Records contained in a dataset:
======
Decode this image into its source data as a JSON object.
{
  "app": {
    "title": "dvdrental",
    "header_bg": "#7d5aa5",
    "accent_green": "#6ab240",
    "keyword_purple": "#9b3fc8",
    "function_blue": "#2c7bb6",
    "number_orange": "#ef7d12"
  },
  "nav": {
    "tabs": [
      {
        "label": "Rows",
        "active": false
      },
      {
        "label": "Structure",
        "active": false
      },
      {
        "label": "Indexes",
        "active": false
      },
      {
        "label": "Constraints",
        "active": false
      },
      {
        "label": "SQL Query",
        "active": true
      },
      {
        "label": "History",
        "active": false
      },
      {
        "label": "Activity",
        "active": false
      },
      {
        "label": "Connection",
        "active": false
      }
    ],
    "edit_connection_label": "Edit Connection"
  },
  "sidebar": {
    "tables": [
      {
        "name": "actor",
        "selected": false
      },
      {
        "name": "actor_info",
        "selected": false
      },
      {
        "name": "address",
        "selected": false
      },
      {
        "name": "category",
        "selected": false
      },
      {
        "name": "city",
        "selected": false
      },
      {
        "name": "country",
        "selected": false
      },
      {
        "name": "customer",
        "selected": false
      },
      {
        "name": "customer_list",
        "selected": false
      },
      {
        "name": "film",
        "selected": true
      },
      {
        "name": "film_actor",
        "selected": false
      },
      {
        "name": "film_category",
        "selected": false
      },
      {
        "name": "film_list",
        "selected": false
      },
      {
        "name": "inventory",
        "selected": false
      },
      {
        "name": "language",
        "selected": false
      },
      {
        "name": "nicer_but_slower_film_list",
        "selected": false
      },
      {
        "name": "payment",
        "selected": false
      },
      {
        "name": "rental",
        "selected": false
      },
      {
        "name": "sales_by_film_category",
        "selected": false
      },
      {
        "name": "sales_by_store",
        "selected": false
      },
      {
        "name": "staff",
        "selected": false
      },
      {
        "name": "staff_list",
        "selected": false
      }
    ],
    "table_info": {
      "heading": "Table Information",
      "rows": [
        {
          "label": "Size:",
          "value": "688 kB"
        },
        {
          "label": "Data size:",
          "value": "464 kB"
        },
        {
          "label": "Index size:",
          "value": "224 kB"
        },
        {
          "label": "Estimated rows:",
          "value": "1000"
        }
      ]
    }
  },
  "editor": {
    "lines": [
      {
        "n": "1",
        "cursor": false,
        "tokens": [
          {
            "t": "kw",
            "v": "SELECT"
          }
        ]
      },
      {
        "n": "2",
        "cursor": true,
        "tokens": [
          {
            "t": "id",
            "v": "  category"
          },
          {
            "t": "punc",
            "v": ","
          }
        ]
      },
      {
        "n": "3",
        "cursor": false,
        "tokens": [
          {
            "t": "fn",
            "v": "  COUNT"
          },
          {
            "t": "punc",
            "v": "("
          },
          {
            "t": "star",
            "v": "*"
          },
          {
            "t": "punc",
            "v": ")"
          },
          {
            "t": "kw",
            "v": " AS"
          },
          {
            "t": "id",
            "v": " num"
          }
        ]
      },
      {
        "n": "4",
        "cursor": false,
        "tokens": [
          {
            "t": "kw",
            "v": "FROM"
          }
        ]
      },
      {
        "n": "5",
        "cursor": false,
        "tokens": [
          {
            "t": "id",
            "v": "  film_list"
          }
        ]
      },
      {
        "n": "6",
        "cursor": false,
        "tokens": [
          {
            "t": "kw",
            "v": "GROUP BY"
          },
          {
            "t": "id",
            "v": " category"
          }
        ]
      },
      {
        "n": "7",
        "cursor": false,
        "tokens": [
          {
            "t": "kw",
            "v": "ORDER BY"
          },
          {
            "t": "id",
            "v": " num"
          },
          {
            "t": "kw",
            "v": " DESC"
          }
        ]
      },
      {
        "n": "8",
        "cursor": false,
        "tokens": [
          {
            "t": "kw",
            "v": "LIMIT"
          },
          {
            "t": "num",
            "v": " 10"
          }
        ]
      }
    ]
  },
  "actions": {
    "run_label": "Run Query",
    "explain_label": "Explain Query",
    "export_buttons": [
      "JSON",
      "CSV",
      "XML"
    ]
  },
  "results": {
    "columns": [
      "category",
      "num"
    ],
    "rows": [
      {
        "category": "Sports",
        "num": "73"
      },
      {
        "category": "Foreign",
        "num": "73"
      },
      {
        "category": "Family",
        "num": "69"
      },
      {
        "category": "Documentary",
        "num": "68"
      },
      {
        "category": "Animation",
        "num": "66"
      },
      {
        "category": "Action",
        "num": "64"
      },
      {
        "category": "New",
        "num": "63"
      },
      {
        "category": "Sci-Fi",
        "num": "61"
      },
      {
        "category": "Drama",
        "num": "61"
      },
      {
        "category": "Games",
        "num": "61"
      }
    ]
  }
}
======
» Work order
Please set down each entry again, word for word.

» Task solution
Decode this image into its source data as a JSON object.
{
  "app": {
    "title": "dvdrental",
    "header_bg": "#7d5aa5",
    "accent_green": "#6ab240",
    "keyword_purple": "#9b3fc8",
    "function_blue": "#2c7bb6",
    "number_orange": "#ef7d12"
  },
  "nav": {
    "tabs": [
      {
        "label": "Rows",
        "active": false
      },
      {
        "label": "Structure",
        "active": false
      },
      {
        "label": "Indexes",
        "active": false
      },
      {
        "label": "Constraints",
        "active": false
      },
      {
        "label": "SQL Query",
        "active": true
      },
      {
        "label": "History",
        "active": false
      },
      {
        "label": "Activity",
        "active": false
      },
      {
        "label": "Connection",
        "active": false
      }
    ],
    "edit_connection_label": "Edit Connection"
  },
  "sidebar": {
    "tables": [
      {
        "name": "actor",
        "selected": false
      },
      {
        "name": "actor_info",
        "selected": false
      },
      {
        "name": "address",
        "selected": false
      },
      {
        "name": "category",
        "selected": false
      },
      {
        "name": "city",
        "selected": false
      },
      {
        "name": "country",
        "selected": false
      },
      {
        "name": "customer",
        "selected": false
      },
      {
        "name": "customer_list",
        "selected": false
      },
      {
        "name": "film",
        "selected": true
      },
      {
        "name": "film_actor",
        "selected": false
      },
      {
        "name": "film_category",
        "selected": false
      },
      {
        "name": "film_list",
        "selected": false
      },
      {
        "name": "inventory",
        "selected": false
      },
      {
        "name": "language",
        "selected": false
      },
      {
        "name": "nicer_but_slower_film_list",
        "selected": false
      },
      {
        "name": "payment",
        "selected": false
      },
      {
        "name": "rental",
        "selected": false
      },
      {
        "name": "sales_by_film_category",
        "selected": false
      },
      {
        "name": "sales_by_store",
        "selected": false
      },
      {
        "name": "staff",
        "selected": false
      },
      {
        "name": "staff_list",
        "selected": false
      }
    ],
    "table_info": {
      "heading": "Table Information",
      "rows": [
        {
          "label": "Size:",
          "value": "688 kB"
        },
        {
          "label": "Data size:",
          "value": "464 kB"
        },
        {
          "label": "Index size:",
          "value": "224 kB"
        },
        {
          "label": "Estimated rows:",
          "value": "1000"
        }
      ]
    }
  },
  "editor": {
    "lines": [
      {
        "n": "1",
        "cursor": false,
        "tokens": [
          {
            "t": "kw",
            "v": "SELECT"
          }
        ]
      },
      {
        "n": "2",
        "cursor": true,
        "tokens": [
          {
            "t": "id",
            "v": "  category"
          },
          {
            "t": "punc",
            "v": ","
          }
        ]
      },
      {
        "n": "3",
        "cursor": false,
        "tokens": [
          {
            "t": "fn",
            "v": "  COUNT"
          },
          {
            "t": "punc",
            "v": "("
          },
          {
            "t": "star",
            "v": "*"
          },
          {
            "t": "punc",
            "v": ")"
          },
          {
            "t": "kw",
            "v": " AS"
          },
          {
            "t": "id",
            "v": " num"
          }
        ]
      },
      {
        "n": "4",
        "cursor": false,
        "tokens": [
          {
            "t": "kw",
            "v": "FROM"
          }
        ]
      },
      {
        "n": "5",
        "cursor": false,
        "tokens": [
          {
            "t": "id",
            "v": "  film_list"
          }
        ]
      },
      {
        "n": "6",
        "cursor": false,
        "tokens": [
          {
            "t": "kw",
            "v": "GROUP BY"
          },
          {
            "t": "id",
            "v": " category"
          }
        ]
      },
      {
        "n": "7",
        "cursor": false,
        "tokens": [
          {
            "t": "kw",
            "v": "ORDER BY"
          },
          {
            "t": "id",
            "v": " num"
          },
          {
            "t": "kw",
            "v": " DESC"
          }
        ]
      },
      {
        "n": "8",
        "cursor": false,
        "tokens": [
          {
            "t": "kw",
            "v": "LIMIT"
          },
          {
            "t": "num",
            "v": " 10"
          }
        ]
      }
    ]
  },
  "actions": {
    "run_label": "Run Query",
    "explain_label": "Explain Query",
    "export_buttons": [
      "JSON",
      "CSV",
      "XML"
    ]
  },
  "results": {
    "columns": [
      "category",
      "num"
    ],
    "rows": [
      {
        "category": "Sports",
        "num": "73"
      },
      {
        "category": "Foreign",
        "num": "73"
      },
      {
        "category": "Family",
        "num": "69"
      },
      {
        "category": "Documentary",
        "num": "68"
      },
      {
        "category": "Animation",
        "num": "66"
      },
      {
        "category": "Action",
        "num": "64"
      },
      {
        "category": "New",
        "num": "63"
      },
      {
        "category": "Sci-Fi",
        "num": "61"
      },
      {
        "category": "Drama",
        "num": "61"
      },
      {
        "category": "Games",
        "num": "61"
      }
    ]
  }
}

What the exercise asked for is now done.